▶ **DIRECTIONS FOR THIS TASK**: Show all lines below holding the string "history".

------

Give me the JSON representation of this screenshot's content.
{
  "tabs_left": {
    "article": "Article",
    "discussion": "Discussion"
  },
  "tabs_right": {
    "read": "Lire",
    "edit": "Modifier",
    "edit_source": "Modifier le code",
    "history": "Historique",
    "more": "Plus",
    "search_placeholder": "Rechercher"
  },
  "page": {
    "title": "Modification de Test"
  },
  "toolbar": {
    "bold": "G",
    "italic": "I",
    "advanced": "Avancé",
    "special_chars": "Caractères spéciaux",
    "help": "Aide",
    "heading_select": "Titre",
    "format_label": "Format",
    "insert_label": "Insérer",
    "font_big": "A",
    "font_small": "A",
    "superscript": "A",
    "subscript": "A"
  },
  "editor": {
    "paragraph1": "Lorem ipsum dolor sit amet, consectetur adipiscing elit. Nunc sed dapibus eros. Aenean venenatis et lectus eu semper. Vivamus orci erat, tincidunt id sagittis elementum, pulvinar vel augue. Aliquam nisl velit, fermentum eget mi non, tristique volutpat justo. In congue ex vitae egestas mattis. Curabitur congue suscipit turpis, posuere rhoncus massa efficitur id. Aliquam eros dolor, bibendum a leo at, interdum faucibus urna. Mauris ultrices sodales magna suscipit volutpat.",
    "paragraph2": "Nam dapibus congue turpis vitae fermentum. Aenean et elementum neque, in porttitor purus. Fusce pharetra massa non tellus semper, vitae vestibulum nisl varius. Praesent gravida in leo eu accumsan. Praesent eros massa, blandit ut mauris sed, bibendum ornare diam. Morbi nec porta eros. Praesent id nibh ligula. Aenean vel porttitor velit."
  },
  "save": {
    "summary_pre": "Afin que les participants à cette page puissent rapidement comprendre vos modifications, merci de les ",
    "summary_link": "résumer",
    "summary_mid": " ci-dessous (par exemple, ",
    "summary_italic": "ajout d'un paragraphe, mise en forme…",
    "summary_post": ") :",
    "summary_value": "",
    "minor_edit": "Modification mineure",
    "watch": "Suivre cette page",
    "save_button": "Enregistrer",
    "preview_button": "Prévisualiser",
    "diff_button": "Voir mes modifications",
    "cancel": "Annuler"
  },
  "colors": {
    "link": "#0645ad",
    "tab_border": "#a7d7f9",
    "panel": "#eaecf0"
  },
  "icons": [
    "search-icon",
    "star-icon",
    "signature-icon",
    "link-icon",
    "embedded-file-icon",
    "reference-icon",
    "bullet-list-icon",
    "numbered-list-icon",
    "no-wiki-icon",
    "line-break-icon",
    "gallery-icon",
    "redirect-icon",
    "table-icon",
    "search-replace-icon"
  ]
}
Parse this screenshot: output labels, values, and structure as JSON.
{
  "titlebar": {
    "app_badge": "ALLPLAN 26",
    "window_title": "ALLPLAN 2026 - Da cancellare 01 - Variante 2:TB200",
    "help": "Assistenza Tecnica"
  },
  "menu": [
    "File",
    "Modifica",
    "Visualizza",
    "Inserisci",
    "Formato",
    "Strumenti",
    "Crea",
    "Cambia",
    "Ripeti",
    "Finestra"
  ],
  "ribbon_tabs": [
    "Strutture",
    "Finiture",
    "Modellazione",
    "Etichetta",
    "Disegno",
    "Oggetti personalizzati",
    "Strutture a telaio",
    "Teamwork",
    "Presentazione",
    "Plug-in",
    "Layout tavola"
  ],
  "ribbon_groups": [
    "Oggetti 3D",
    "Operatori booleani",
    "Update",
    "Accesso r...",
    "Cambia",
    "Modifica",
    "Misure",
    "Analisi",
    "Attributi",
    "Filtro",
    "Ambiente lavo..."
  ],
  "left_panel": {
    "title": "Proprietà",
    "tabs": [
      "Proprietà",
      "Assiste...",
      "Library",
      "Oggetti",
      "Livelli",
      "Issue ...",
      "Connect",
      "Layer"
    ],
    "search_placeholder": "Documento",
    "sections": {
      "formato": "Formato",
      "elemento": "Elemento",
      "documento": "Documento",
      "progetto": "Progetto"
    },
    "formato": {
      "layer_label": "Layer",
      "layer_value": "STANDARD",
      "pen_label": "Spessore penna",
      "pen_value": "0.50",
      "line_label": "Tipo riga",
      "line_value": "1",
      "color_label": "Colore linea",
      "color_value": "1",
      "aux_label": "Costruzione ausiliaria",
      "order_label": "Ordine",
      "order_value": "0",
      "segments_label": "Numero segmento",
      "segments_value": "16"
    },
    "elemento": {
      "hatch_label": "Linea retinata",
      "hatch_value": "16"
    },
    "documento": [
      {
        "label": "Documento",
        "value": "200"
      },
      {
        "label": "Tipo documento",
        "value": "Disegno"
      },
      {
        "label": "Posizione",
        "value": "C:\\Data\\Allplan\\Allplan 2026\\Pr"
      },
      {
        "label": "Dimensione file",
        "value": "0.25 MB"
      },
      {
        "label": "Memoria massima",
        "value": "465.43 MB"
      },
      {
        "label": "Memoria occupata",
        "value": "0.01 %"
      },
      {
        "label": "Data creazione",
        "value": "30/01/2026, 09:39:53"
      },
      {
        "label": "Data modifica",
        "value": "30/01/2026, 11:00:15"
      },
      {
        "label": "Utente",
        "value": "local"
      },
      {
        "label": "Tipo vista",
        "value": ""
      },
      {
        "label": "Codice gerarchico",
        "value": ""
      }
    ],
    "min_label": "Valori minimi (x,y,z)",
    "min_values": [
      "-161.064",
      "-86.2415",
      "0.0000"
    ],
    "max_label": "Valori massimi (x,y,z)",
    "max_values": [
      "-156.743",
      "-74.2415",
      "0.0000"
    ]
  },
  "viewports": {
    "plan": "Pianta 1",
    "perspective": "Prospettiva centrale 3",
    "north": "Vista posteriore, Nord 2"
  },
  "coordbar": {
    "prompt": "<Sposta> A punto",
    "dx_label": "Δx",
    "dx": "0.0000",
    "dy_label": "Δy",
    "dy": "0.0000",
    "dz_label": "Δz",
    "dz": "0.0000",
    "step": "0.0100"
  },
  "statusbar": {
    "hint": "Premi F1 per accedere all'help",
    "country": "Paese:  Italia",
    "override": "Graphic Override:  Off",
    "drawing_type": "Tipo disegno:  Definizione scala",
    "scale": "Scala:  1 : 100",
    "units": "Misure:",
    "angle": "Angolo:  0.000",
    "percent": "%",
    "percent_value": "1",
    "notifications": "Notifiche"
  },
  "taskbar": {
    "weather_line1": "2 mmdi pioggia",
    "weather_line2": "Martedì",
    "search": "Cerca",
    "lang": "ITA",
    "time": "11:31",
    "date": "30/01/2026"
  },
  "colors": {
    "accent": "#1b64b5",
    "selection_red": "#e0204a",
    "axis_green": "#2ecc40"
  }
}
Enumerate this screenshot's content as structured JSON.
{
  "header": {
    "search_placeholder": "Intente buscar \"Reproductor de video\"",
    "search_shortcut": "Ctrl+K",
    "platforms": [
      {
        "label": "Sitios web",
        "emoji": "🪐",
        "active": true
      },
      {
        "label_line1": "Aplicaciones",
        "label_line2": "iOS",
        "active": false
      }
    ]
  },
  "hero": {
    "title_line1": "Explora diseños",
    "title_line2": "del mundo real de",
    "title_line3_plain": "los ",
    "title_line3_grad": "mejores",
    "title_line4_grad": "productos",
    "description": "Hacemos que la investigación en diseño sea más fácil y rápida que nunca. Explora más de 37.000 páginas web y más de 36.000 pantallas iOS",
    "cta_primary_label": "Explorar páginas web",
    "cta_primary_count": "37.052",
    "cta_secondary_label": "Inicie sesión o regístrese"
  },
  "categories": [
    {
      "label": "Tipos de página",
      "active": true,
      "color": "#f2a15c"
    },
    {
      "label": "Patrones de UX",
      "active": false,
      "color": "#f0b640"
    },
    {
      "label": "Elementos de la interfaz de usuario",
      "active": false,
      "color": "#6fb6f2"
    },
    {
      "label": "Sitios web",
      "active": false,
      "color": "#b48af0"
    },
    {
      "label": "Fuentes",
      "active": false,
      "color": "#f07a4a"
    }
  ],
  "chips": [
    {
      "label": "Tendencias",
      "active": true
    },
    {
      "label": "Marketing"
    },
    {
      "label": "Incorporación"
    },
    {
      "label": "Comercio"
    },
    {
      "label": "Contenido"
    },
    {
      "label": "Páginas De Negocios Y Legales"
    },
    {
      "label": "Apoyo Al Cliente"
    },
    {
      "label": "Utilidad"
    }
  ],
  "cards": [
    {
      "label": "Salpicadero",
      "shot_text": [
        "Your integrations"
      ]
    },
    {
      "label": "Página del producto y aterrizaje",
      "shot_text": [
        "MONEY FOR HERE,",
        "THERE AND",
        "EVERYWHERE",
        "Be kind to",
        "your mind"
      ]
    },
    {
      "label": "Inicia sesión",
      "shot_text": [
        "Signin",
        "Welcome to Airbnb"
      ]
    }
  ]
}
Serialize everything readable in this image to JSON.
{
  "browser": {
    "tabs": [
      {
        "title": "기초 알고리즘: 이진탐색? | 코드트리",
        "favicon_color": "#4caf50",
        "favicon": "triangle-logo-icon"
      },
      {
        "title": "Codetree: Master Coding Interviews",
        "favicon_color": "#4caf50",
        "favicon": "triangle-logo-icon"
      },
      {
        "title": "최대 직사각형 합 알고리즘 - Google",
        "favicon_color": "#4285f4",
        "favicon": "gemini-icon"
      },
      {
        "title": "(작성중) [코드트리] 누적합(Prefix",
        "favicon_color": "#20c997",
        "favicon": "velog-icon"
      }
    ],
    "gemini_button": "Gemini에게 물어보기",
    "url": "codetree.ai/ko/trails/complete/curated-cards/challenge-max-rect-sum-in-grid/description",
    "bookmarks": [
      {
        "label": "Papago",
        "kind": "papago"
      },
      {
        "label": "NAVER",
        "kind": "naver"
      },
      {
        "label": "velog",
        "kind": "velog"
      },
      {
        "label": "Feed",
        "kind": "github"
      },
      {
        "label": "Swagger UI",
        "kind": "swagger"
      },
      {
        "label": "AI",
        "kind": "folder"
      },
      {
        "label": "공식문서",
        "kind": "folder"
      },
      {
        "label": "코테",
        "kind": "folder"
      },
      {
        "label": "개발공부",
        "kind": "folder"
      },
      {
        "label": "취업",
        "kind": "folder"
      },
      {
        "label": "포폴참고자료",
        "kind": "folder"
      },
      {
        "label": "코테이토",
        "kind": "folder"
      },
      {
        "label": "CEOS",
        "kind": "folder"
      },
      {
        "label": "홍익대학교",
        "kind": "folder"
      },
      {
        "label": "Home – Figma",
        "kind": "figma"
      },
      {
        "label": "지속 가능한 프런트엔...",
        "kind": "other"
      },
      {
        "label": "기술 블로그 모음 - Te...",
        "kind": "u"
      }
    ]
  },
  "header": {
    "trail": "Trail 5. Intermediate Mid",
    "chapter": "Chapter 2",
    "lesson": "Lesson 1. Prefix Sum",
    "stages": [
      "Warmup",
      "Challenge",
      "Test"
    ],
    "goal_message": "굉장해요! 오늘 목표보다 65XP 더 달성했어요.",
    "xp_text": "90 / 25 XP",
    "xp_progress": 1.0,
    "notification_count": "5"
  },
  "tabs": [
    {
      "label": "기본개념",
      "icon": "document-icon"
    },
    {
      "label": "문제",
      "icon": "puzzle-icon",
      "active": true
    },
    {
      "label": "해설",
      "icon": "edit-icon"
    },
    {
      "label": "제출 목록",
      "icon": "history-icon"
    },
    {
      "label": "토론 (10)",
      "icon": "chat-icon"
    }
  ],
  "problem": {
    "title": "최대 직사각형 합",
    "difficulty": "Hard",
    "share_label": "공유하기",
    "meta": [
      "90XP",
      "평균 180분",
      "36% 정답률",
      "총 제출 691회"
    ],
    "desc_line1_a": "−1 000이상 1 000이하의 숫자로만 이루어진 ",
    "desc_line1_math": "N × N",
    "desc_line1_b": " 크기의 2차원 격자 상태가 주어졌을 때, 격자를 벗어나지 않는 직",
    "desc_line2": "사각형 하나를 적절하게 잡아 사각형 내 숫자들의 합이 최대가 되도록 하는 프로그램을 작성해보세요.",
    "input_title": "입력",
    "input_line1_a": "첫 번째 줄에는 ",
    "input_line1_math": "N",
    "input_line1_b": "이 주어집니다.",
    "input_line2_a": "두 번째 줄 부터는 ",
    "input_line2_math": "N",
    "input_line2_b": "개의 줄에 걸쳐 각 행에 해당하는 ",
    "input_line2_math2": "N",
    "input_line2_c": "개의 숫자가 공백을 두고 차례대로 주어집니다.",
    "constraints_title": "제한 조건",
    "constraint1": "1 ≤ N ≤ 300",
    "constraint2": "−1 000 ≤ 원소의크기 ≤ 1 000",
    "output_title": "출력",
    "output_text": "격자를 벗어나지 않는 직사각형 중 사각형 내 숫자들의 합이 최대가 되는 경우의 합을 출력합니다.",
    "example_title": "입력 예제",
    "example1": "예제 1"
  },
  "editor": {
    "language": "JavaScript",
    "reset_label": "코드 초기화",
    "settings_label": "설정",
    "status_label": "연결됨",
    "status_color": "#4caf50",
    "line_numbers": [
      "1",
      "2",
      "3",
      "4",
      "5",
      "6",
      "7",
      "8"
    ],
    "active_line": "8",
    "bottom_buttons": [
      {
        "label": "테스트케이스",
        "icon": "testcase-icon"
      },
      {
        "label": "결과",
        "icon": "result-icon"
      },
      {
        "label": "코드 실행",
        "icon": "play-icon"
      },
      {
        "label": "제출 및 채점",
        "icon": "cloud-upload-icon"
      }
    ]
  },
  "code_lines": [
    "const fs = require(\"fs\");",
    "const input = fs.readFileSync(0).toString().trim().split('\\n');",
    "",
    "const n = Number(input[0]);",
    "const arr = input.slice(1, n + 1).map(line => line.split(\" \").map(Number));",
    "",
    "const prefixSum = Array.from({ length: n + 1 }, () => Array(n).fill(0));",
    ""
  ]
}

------

▶ **EXERCISE ANSWER**:
    "history": "Historique",
      "icon": "history-icon"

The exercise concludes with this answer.